At 10 for two, Australia disappeared down a batting rabbit hole, falling to 54 for five at the end of the 13th with Tom Latham featuring in the next three dismissals. He caught Peter Handscomb (Tim Southee's 150th ODI wicket) and Glenn Maxwell (off Lockie Ferguson), and stumped Shaun Marsh (off Mitchell Santner). All were regulation but will have afforded him confidence in his first ODI as a keeper since 2013. He moved with fluency and gave away no byes, although a more rigorous test will come when he bats longer into the New Zealand innings.

With Ferguson dismissing debutant Sam Heazlett for four, they slumped to 67 for six in the 19th over. Ferguson's pace was capped at 149km/h but he created hesitation and fear, notably when a player of Maxwell's confidence was recoiling.

Stoinis also took three for 49 with the ball.

New Zealand ebbed and flowed to 286 for nine, helped by 16 runs from Ferguson and Boult in the final over.

Overarching stability was provided by Neil Broom. He top-scored with 73 off 75 balls to bring the hosts back into the contest after they were restricted by a spate of wickets in the middle overs.

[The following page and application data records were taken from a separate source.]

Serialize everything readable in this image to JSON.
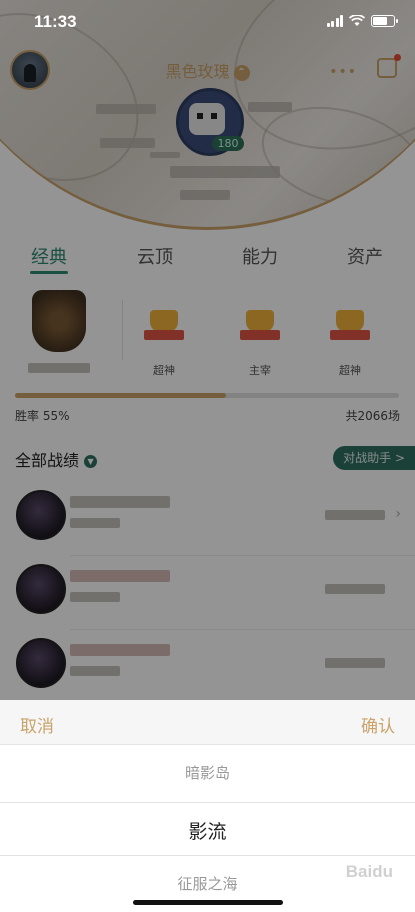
{
  "status_bar": {
    "time": "11:33"
  },
  "header": {
    "nickname": "黑色玫瑰",
    "level": "180"
  },
  "tabs": [
    {
      "label": "经典",
      "active": true
    },
    {
      "label": "云顶",
      "active": false
    },
    {
      "label": "能力",
      "active": false
    },
    {
      "label": "资产",
      "active": false
    }
  ],
  "ranks": [
    {
      "label": ""
    },
    {
      "label": "超神"
    },
    {
      "label": "主宰"
    },
    {
      "label": "超神"
    }
  ],
  "stats": {
    "win_rate": "胜率 55%",
    "win_rate_value": 0.55,
    "total": "共2066场"
  },
  "records": {
    "title": "全部战绩",
    "helper": "对战助手 >"
  },
  "picker": {
    "cancel": "取消",
    "confirm": "确认",
    "options": [
      "暗影岛",
      "影流",
      "征服之海"
    ],
    "selected": "影流"
  },
  "watermark": "Baidu",
  "colors": {
    "accent": "#c9a36a",
    "green": "#2e8a72",
    "helper": "#2e6e60"
  }
}
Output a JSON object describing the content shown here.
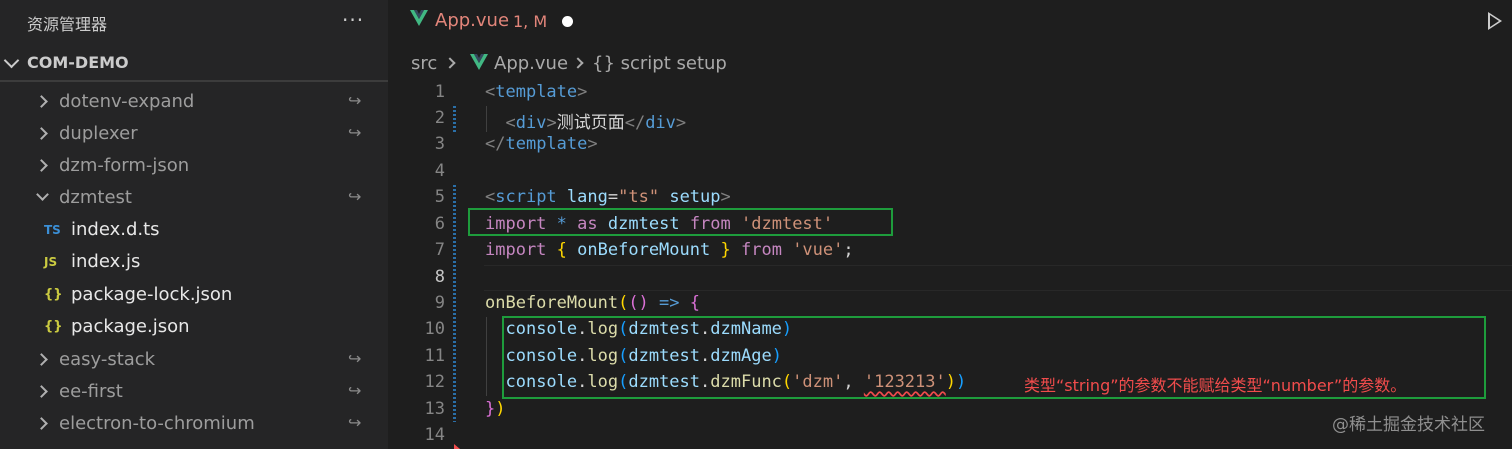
{
  "explorer": {
    "title": "资源管理器",
    "more": "···",
    "root": "COM-DEMO",
    "items": [
      {
        "label": "dotenv-expand",
        "link": "↪"
      },
      {
        "label": "duplexer",
        "link": "↪"
      },
      {
        "label": "dzm-form-json"
      },
      {
        "label": "dzmtest",
        "link": "↪"
      },
      {
        "label": "index.d.ts",
        "icon": "TS"
      },
      {
        "label": "index.js",
        "icon": "JS"
      },
      {
        "label": "package-lock.json",
        "icon": "{}"
      },
      {
        "label": "package.json",
        "icon": "{}"
      },
      {
        "label": "easy-stack",
        "link": "↪"
      },
      {
        "label": "ee-first",
        "link": "↪"
      },
      {
        "label": "electron-to-chromium",
        "link": "↪"
      }
    ]
  },
  "tab": {
    "name": "App.vue",
    "status": "1, M"
  },
  "breadcrumb": {
    "src": "src",
    "file": "App.vue",
    "scope": "{} script setup"
  },
  "lines": [
    "1",
    "2",
    "3",
    "4",
    "5",
    "6",
    "7",
    "8",
    "9",
    "10",
    "11",
    "12",
    "13",
    "14"
  ],
  "code": {
    "l1": {
      "open": "<",
      "tag": "template",
      "close": ">"
    },
    "l2": {
      "open": "<",
      "tag": "div",
      "close": ">",
      "text": "测试页面",
      "open2": "</",
      "tag2": "div",
      "close2": ">"
    },
    "l3": {
      "open": "</",
      "tag": "template",
      "close": ">"
    },
    "l5": {
      "open": "<",
      "tag": "script",
      "attr": "lang",
      "eq": "=",
      "val": "\"ts\"",
      "attr2": "setup",
      "close": ">"
    },
    "l6": {
      "kw": "import",
      "star": "*",
      "as": "as",
      "name": "dzmtest",
      "from": "from",
      "str": "'dzmtest'"
    },
    "l7": {
      "kw": "import",
      "b1": "{",
      "name": "onBeforeMount",
      "b2": "}",
      "from": "from",
      "str": "'vue'",
      "semi": ";"
    },
    "l9": {
      "fn": "onBeforeMount",
      "p1": "(",
      "p2": "()",
      "arrow": "=>",
      "b": "{"
    },
    "l10": {
      "obj": "console",
      "dot": ".",
      "fn": "log",
      "p1": "(",
      "ns": "dzmtest",
      "dot2": ".",
      "prop": "dzmName",
      "p2": ")"
    },
    "l11": {
      "obj": "console",
      "dot": ".",
      "fn": "log",
      "p1": "(",
      "ns": "dzmtest",
      "dot2": ".",
      "prop": "dzmAge",
      "p2": ")"
    },
    "l12": {
      "obj": "console",
      "dot": ".",
      "fn": "log",
      "p1": "(",
      "ns": "dzmtest",
      "dot2": ".",
      "fn2": "dzmFunc",
      "p2": "(",
      "s1": "'dzm'",
      "comma": ",",
      "s2": "'123213'",
      "p3": ")",
      "p4": ")"
    },
    "l13": {
      "b": "}",
      "p": ")"
    }
  },
  "error_message": "类型“string”的参数不能赋给类型“number”的参数。",
  "watermark": "@稀土掘金技术社区",
  "colors": {
    "highlight_box": "#1e9c3c",
    "error": "#f14c4c",
    "tab_modified": "#e2857a"
  }
}
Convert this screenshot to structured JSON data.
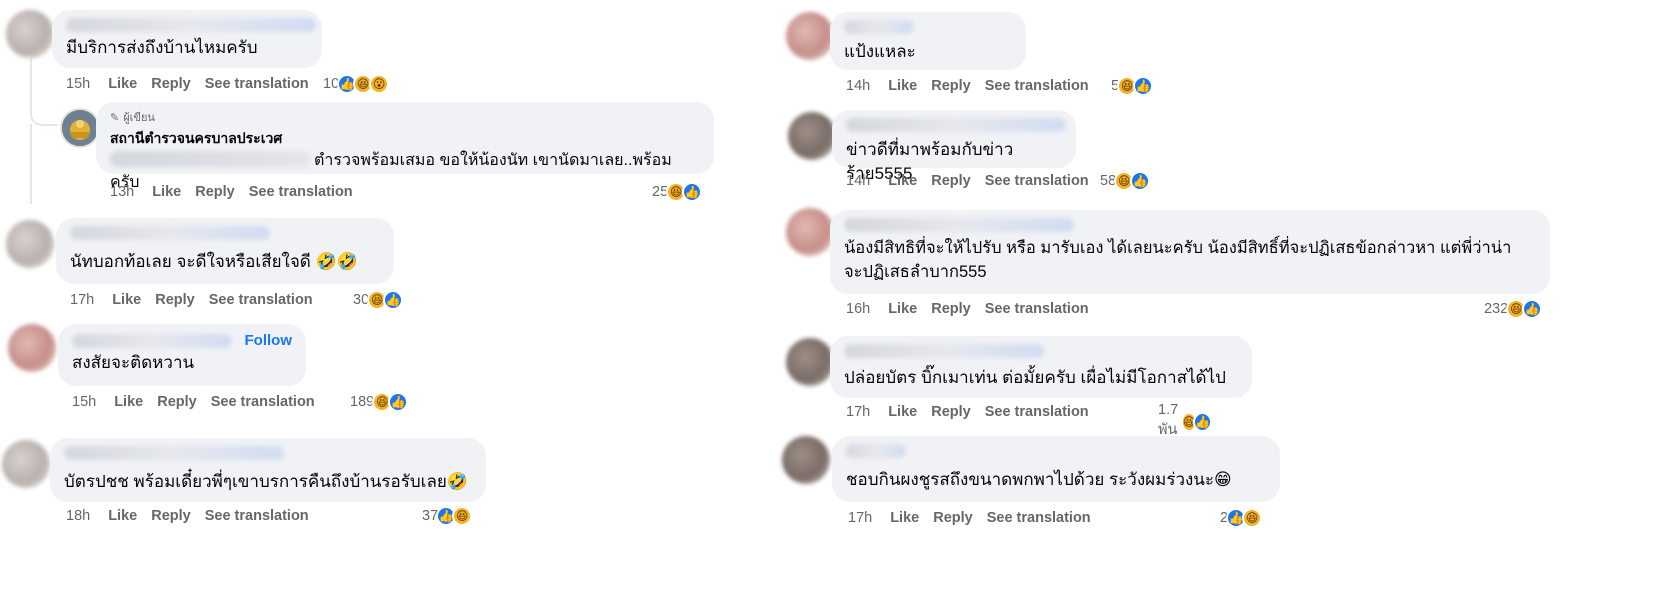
{
  "left_comments": [
    {
      "text": "มีบริการส่งถึงบ้านไหมครับ",
      "time": "15h",
      "like": "Like",
      "reply": "Reply",
      "see_translation": "See translation",
      "count": "10",
      "reactions": [
        "like-icon",
        "haha-icon",
        "wow-icon"
      ]
    },
    {
      "author_tag": "ผู้เขียน",
      "author_name": "สถานีตำรวจนครบาลประเวศ",
      "text": "ตำรวจพร้อมเสมอ ขอให้น้องนัท เขานัดมาเลย..พร้อมครับ",
      "time": "13h",
      "like": "Like",
      "reply": "Reply",
      "see_translation": "See translation",
      "count": "25",
      "reactions": [
        "haha-icon",
        "like-icon"
      ]
    },
    {
      "text": "นัทบอกท้อเลย จะดีใจหรือเสียใจดี 🤣🤣",
      "time": "17h",
      "like": "Like",
      "reply": "Reply",
      "see_translation": "See translation",
      "count": "30",
      "reactions": [
        "haha-icon",
        "like-icon"
      ]
    },
    {
      "follow": "Follow",
      "text": "สงสัยจะติดหวาน",
      "time": "15h",
      "like": "Like",
      "reply": "Reply",
      "see_translation": "See translation",
      "count": "189",
      "reactions": [
        "haha-icon",
        "like-icon"
      ]
    },
    {
      "text": "บัตรปชช พร้อมเดี๋ยวพี่ๆเขาบรการคืนถึงบ้านรอรับเลย🤣",
      "time": "18h",
      "like": "Like",
      "reply": "Reply",
      "see_translation": "See translation",
      "count": "37",
      "reactions": [
        "like-icon",
        "haha-icon"
      ]
    }
  ],
  "right_comments": [
    {
      "text": "แป้งแหละ",
      "time": "14h",
      "like": "Like",
      "reply": "Reply",
      "see_translation": "See translation",
      "count": "5",
      "reactions": [
        "haha-icon",
        "like-icon"
      ]
    },
    {
      "text": "ข่าวดีที่มาพร้อมกับข่าวร้าย5555",
      "time": "14h",
      "like": "Like",
      "reply": "Reply",
      "see_translation": "See translation",
      "count": "58",
      "reactions": [
        "haha-icon",
        "like-icon"
      ]
    },
    {
      "text_line1": "น้องมีสิทธิที่จะให้ไปรับ หรือ มารับเอง ได้เลยนะครับ น้องมีสิทธิ์ที่จะปฏิเสธข้อกล่าวหา แต่พี่ว่าน่า",
      "text_line2": "จะปฏิเสธลำบาก555",
      "time": "16h",
      "like": "Like",
      "reply": "Reply",
      "see_translation": "See translation",
      "count": "232",
      "reactions": [
        "haha-icon",
        "like-icon"
      ]
    },
    {
      "text": "ปล่อยบัตร บิ๊กเมาเท่น ต่อมั้ยครับ เผื่อไม่มีโอกาสได้ไป",
      "time": "17h",
      "like": "Like",
      "reply": "Reply",
      "see_translation": "See translation",
      "count": "1.7 พัน",
      "reactions": [
        "haha-icon",
        "like-icon"
      ]
    },
    {
      "text": "ชอบกินผงชูรสถึงขนาดพกพาไปด้วย ระวังผมร่วงนะ😁",
      "time": "17h",
      "like": "Like",
      "reply": "Reply",
      "see_translation": "See translation",
      "count": "2",
      "reactions": [
        "like-icon",
        "haha-icon"
      ]
    }
  ],
  "colors": {
    "bubble": "#f0f2f5",
    "meta": "#65676b",
    "like_blue": "#1877f2",
    "haha_yellow": "#f7b125",
    "follow_blue": "#1877f2"
  }
}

Stoinis' medium pacers looked innocuous by international standards, but when he pitched up, the right-armer blunted New Zealand's batting.

New Zealand looked capable of more at 83 for one when Stoinis joined the attack in the 14th over. By over's end, he had Williamson as his maiden ODI wicket.

Williamson looked to work the ball into the legside but extra bounce saw it balloon to Maxwell at backward point.

Williamson and Martin Guptill compiled 74 from 67 balls. Stoinis went on to remove Guptill for 61 off 73 balls in the 24th over and Colin Munro for two in the 26th. That left New Zealand vulnerable at 134 for five.

Guptill has been pivotal to New Zealand's chances in Chappell-Hadlee contests since last summer, averaging 62 from seven innings with a strike rate of 101 and never scoring less than 31.

In addition to Stoinis' effort, Starc, Hazlewood and James Faulkner used changes of pace to prevent the ball heading into stands which looked about as close as a suburban neighbour's driveway.

For New Zealand, the innings' survival rested with Neesham and Broom who put on 76 in 77 balls until Neesham pulled Head to deep mid-wicket for 48 off 45 balls. Broom continued the form he showed resurrecting his career against Bangladesh, posting his third consecutive ODI half-century.

Handscomb filled in as a late replacement for Wade who was sidelined with a back niggle. Handscomb, keeping with lightweight pads under his trousers, let eight byes through and missed a couple of sharp chances. Australia bowled 16 wides.

But that will all disappear into the ether when the match is recalled by history. Remember the name Stoinis, Marcus Stoinis.